* [WHAT YOU SHOULD DO]: In the copy, include no images, and repeat each entry precisely as written.

..........

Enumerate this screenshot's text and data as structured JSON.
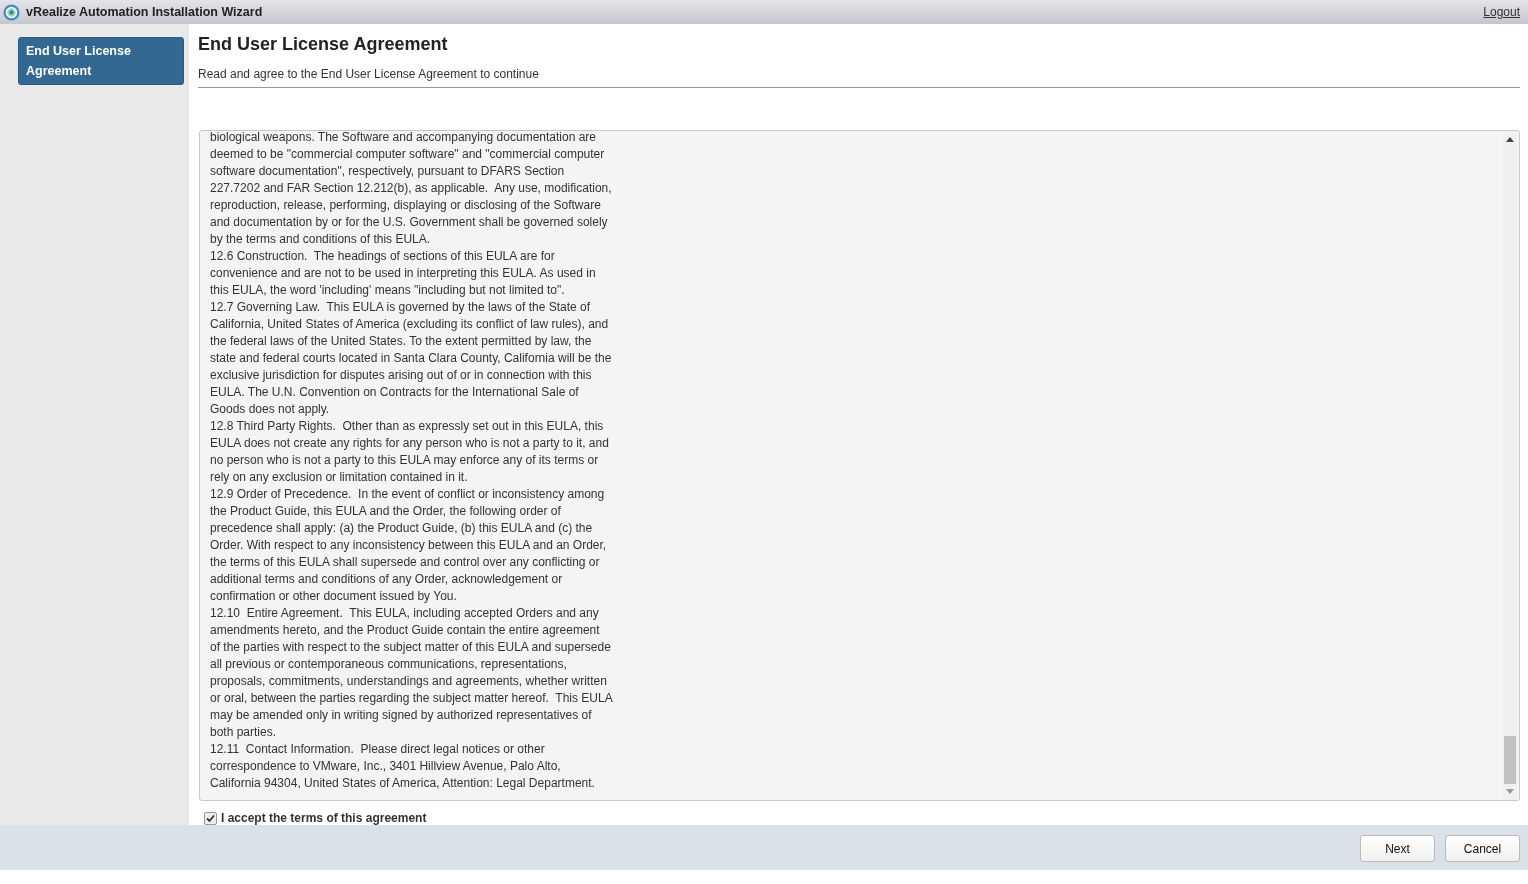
{
  "window": {
    "title": "vRealize Automation Installation Wizard",
    "logout": "Logout"
  },
  "sidebar": {
    "items": [
      {
        "label": "End User License Agreement",
        "selected": true
      }
    ]
  },
  "page": {
    "title": "End User License Agreement",
    "subtitle": "Read and agree to the End User License Agreement to continue"
  },
  "eula": {
    "paragraphs": [
      "biological weapons. The Software and accompanying documentation are deemed to be \"commercial computer software\" and \"commercial computer software documentation\", respectively, pursuant to DFARS Section 227.7202 and FAR Section 12.212(b), as applicable.  Any use, modification, reproduction, release, performing, displaying or disclosing of the Software and documentation by or for the U.S. Government shall be governed solely by the terms and conditions of this EULA.",
      "12.6 Construction.  The headings of sections of this EULA are for convenience and are not to be used in interpreting this EULA. As used in this EULA, the word 'including' means \"including but not limited to\".",
      "12.7 Governing Law.  This EULA is governed by the laws of the State of California, United States of America (excluding its conflict of law rules), and the federal laws of the United States. To the extent permitted by law, the state and federal courts located in Santa Clara County, California will be the exclusive jurisdiction for disputes arising out of or in connection with this EULA. The U.N. Convention on Contracts for the International Sale of Goods does not apply.",
      "12.8 Third Party Rights.  Other than as expressly set out in this EULA, this EULA does not create any rights for any person who is not a party to it, and no person who is not a party to this EULA may enforce any of its terms or rely on any exclusion or limitation contained in it.",
      "12.9 Order of Precedence.  In the event of conflict or inconsistency among the Product Guide, this EULA and the Order, the following order of precedence shall apply: (a) the Product Guide, (b) this EULA and (c) the Order. With respect to any inconsistency between this EULA and an Order, the terms of this EULA shall supersede and control over any conflicting or additional terms and conditions of any Order, acknowledgement or confirmation or other document issued by You.",
      "12.10  Entire Agreement.  This EULA, including accepted Orders and any amendments hereto, and the Product Guide contain the entire agreement of the parties with respect to the subject matter of this EULA and supersede all previous or contemporaneous communications, representations, proposals, commitments, understandings and agreements, whether written or oral, between the parties regarding the subject matter hereof.  This EULA may be amended only in writing signed by authorized representatives of both parties.",
      "12.11  Contact Information.  Please direct legal notices or other correspondence to VMware, Inc., 3401 Hillview Avenue, Palo Alto, California 94304, United States of America, Attention: Legal Department."
    ]
  },
  "accept": {
    "label": "I accept the terms of this agreement",
    "checked": true
  },
  "buttons": [
    {
      "label": "Next"
    },
    {
      "label": "Cancel"
    }
  ]
}
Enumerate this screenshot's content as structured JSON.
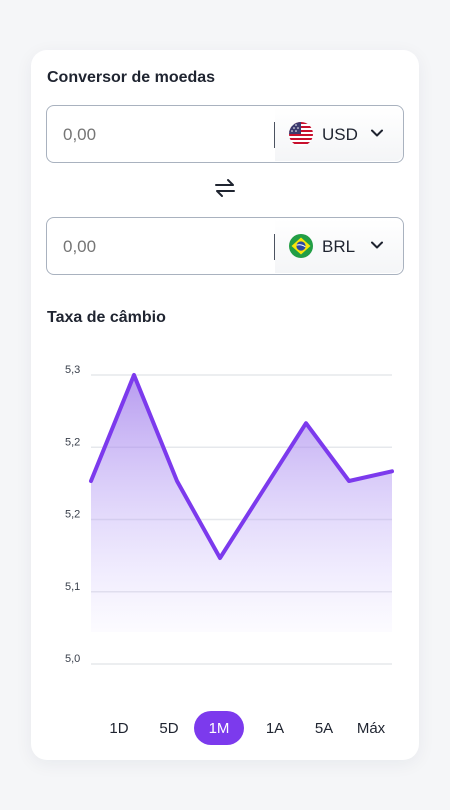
{
  "converter": {
    "title": "Conversor de moedas",
    "from": {
      "placeholder": "0,00",
      "currency": "USD",
      "flag": "us-flag-icon"
    },
    "to": {
      "placeholder": "0,00",
      "currency": "BRL",
      "flag": "br-flag-icon"
    }
  },
  "rate": {
    "title": "Taxa de câmbio"
  },
  "chart_data": {
    "type": "area",
    "ylim": [
      5.0,
      5.3
    ],
    "y_tick_values": [
      5.3,
      5.225,
      5.15,
      5.075,
      5.0
    ],
    "y_tick_labels": [
      "5,3",
      "5,2",
      "5,2",
      "5,1",
      "5,0"
    ],
    "grid": true,
    "series": [
      {
        "values": [
          5.19,
          5.3,
          5.19,
          5.11,
          5.18,
          5.25,
          5.19,
          5.2
        ]
      }
    ],
    "line_color": "#7c3aed",
    "fill_color": "#b79af2"
  },
  "ranges": {
    "items": [
      "1D",
      "5D",
      "1M",
      "1A",
      "5A",
      "Máx"
    ],
    "active_index": 2
  },
  "colors": {
    "accent": "#7c3aed",
    "border": "#a9b2bf"
  }
}
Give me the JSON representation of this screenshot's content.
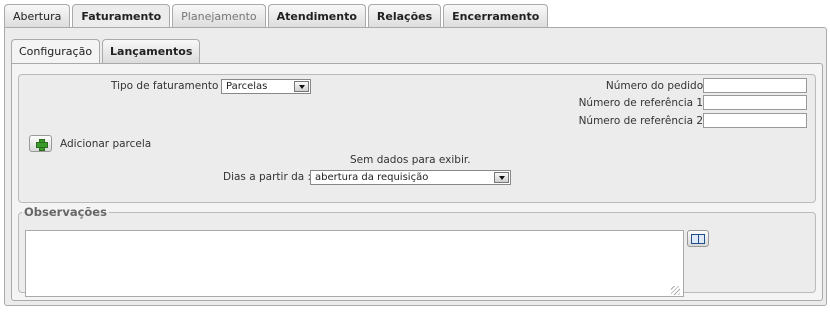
{
  "tabs": [
    {
      "label": "Abertura",
      "state": "normal"
    },
    {
      "label": "Faturamento",
      "state": "active"
    },
    {
      "label": "Planejamento",
      "state": "muted"
    },
    {
      "label": "Atendimento",
      "state": "normal"
    },
    {
      "label": "Relações",
      "state": "normal"
    },
    {
      "label": "Encerramento",
      "state": "normal"
    }
  ],
  "subtabs": [
    {
      "label": "Configuração",
      "state": "active"
    },
    {
      "label": "Lançamentos",
      "state": "normal"
    }
  ],
  "config": {
    "tipo_faturamento_label": "Tipo de faturamento :",
    "tipo_faturamento_value": "Parcelas",
    "numero_pedido_label": "Número do pedido :",
    "numero_pedido_value": "",
    "numero_ref1_label": "Número de referência 1 :",
    "numero_ref1_value": "",
    "numero_ref2_label": "Número de referência 2 :",
    "numero_ref2_value": "",
    "adicionar_parcela_label": "Adicionar parcela",
    "sem_dados": "Sem dados para exibir.",
    "dias_label": "Dias a partir da :",
    "dias_value": "abertura da requisição"
  },
  "observacoes": {
    "legend": "Observações",
    "value": ""
  },
  "icons": {
    "add": "plus-icon",
    "book": "book-icon",
    "dropdown": "chevron-down-icon",
    "resize": "resize-grip-icon"
  },
  "colors": {
    "panel": "#ececec",
    "accent_green": "#3a9a2a",
    "book_blue": "#1f4f8a"
  }
}
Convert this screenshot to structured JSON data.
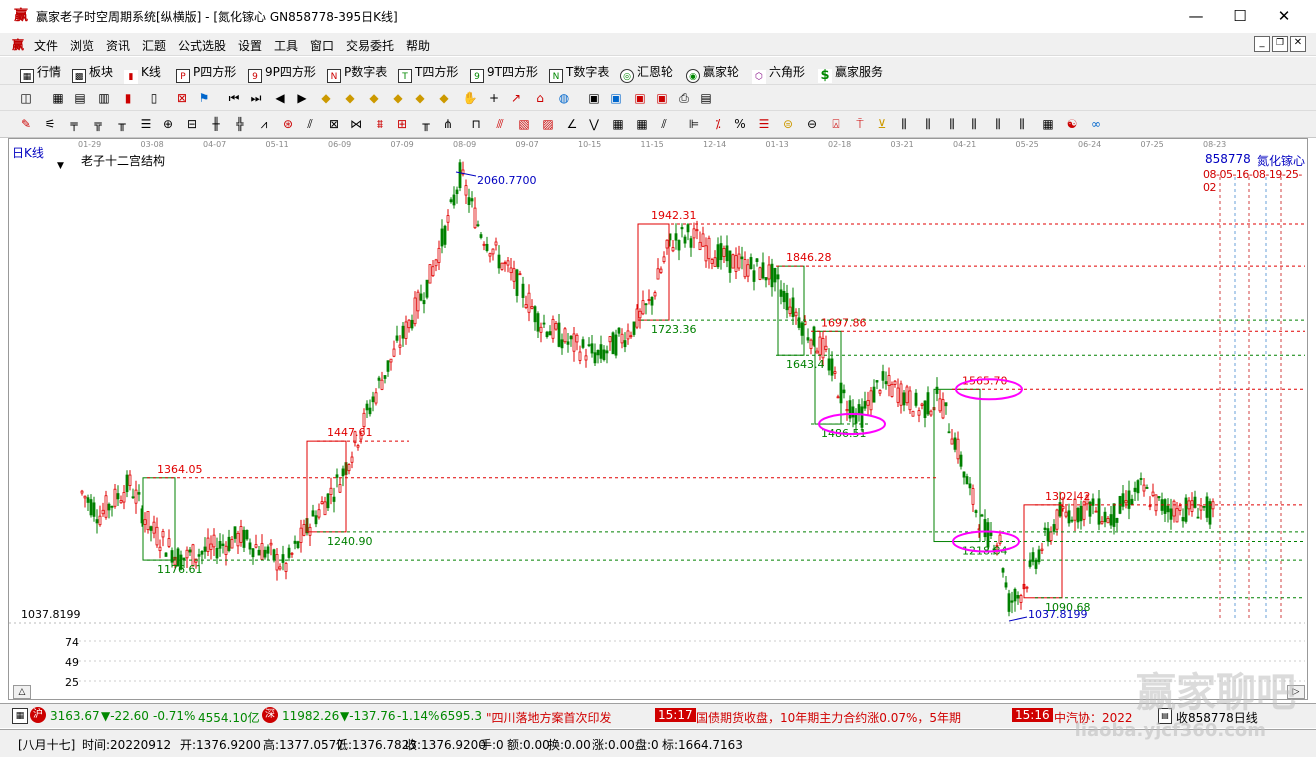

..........

* [TASK RESPONSE]:
Enumerate this screenshot's text and data as structured JSON.
{
  "window": {
    "title": "vRealize Automation Installation Wizard",
    "logout": "Logout"
  },
  "sidebar": {
    "items": [
      {
        "label": "End User License Agreement",
        "selected": true
      }
    ]
  },
  "page": {
    "title": "End User License Agreement",
    "subtitle": "Read and agree to the End User License Agreement to continue"
  },
  "eula": {
    "paragraphs": [
      "biological weapons. The Software and accompanying documentation are deemed to be \"commercial computer software\" and \"commercial computer software documentation\", respectively, pursuant to DFARS Section 227.7202 and FAR Section 12.212(b), as applicable.  Any use, modification, reproduction, release, performing, displaying or disclosing of the Software and documentation by or for the U.S. Government shall be governed solely by the terms and conditions of this EULA.",
      "12.6 Construction.  The headings of sections of this EULA are for convenience and are not to be used in interpreting this EULA. As used in this EULA, the word 'including' means \"including but not limited to\".",
      "12.7 Governing Law.  This EULA is governed by the laws of the State of California, United States of America (excluding its conflict of law rules), and the federal laws of the United States. To the extent permitted by law, the state and federal courts located in Santa Clara County, California will be the exclusive jurisdiction for disputes arising out of or in connection with this EULA. The U.N. Convention on Contracts for the International Sale of Goods does not apply.",
      "12.8 Third Party Rights.  Other than as expressly set out in this EULA, this EULA does not create any rights for any person who is not a party to it, and no person who is not a party to this EULA may enforce any of its terms or rely on any exclusion or limitation contained in it.",
      "12.9 Order of Precedence.  In the event of conflict or inconsistency among the Product Guide, this EULA and the Order, the following order of precedence shall apply: (a) the Product Guide, (b) this EULA and (c) the Order. With respect to any inconsistency between this EULA and an Order, the terms of this EULA shall supersede and control over any conflicting or additional terms and conditions of any Order, acknowledgement or confirmation or other document issued by You.",
      "12.10  Entire Agreement.  This EULA, including accepted Orders and any amendments hereto, and the Product Guide contain the entire agreement of the parties with respect to the subject matter of this EULA and supersede all previous or contemporaneous communications, representations, proposals, commitments, understandings and agreements, whether written or oral, between the parties regarding the subject matter hereof.  This EULA may be amended only in writing signed by authorized representatives of both parties.",
      "12.11  Contact Information.  Please direct legal notices or other correspondence to VMware, Inc., 3401 Hillview Avenue, Palo Alto, California 94304, United States of America, Attention: Legal Department."
    ]
  },
  "accept": {
    "label": "I accept the terms of this agreement",
    "checked": true
  },
  "buttons": [
    {
      "label": "Next"
    },
    {
      "label": "Cancel"
    }
  ]
}
Enumerate this screenshot's content as structured JSON.
{
  "converter": {
    "title": "Conversor de moedas",
    "from": {
      "placeholder": "0,00",
      "currency": "USD",
      "flag": "us-flag-icon"
    },
    "to": {
      "placeholder": "0,00",
      "currency": "BRL",
      "flag": "br-flag-icon"
    }
  },
  "rate": {
    "title": "Taxa de câmbio"
  },
  "chart_data": {
    "type": "area",
    "ylim": [
      5.0,
      5.3
    ],
    "y_tick_values": [
      5.3,
      5.225,
      5.15,
      5.075,
      5.0
    ],
    "y_tick_labels": [
      "5,3",
      "5,2",
      "5,2",
      "5,1",
      "5,0"
    ],
    "grid": true,
    "series": [
      {
        "values": [
          5.19,
          5.3,
          5.19,
          5.11,
          5.18,
          5.25,
          5.19,
          5.2
        ]
      }
    ],
    "line_color": "#7c3aed",
    "fill_color": "#b79af2"
  },
  "ranges": {
    "items": [
      "1D",
      "5D",
      "1M",
      "1A",
      "5A",
      "Máx"
    ],
    "active_index": 2
  },
  "colors": {
    "accent": "#7c3aed",
    "border": "#a9b2bf"
  }
}
Give me the JSON representation of this screenshot's content.
{
  "tabs": [
    {
      "label": "Abertura",
      "state": "normal"
    },
    {
      "label": "Faturamento",
      "state": "active"
    },
    {
      "label": "Planejamento",
      "state": "muted"
    },
    {
      "label": "Atendimento",
      "state": "normal"
    },
    {
      "label": "Relações",
      "state": "normal"
    },
    {
      "label": "Encerramento",
      "state": "normal"
    }
  ],
  "subtabs": [
    {
      "label": "Configuração",
      "state": "active"
    },
    {
      "label": "Lançamentos",
      "state": "normal"
    }
  ],
  "config": {
    "tipo_faturamento_label": "Tipo de faturamento :",
    "tipo_faturamento_value": "Parcelas",
    "numero_pedido_label": "Número do pedido :",
    "numero_pedido_value": "",
    "numero_ref1_label": "Número de referência 1 :",
    "numero_ref1_value": "",
    "numero_ref2_label": "Número de referência 2 :",
    "numero_ref2_value": "",
    "adicionar_parcela_label": "Adicionar parcela",
    "sem_dados": "Sem dados para exibir.",
    "dias_label": "Dias a partir da :",
    "dias_value": "abertura da requisição"
  },
  "observacoes": {
    "legend": "Observações",
    "value": ""
  },
  "icons": {
    "add": "plus-icon",
    "book": "book-icon",
    "dropdown": "chevron-down-icon",
    "resize": "resize-grip-icon"
  },
  "colors": {
    "panel": "#ececec",
    "accent_green": "#3a9a2a",
    "book_blue": "#1f4f8a"
  }
}
Convert this screenshot to structured JSON data.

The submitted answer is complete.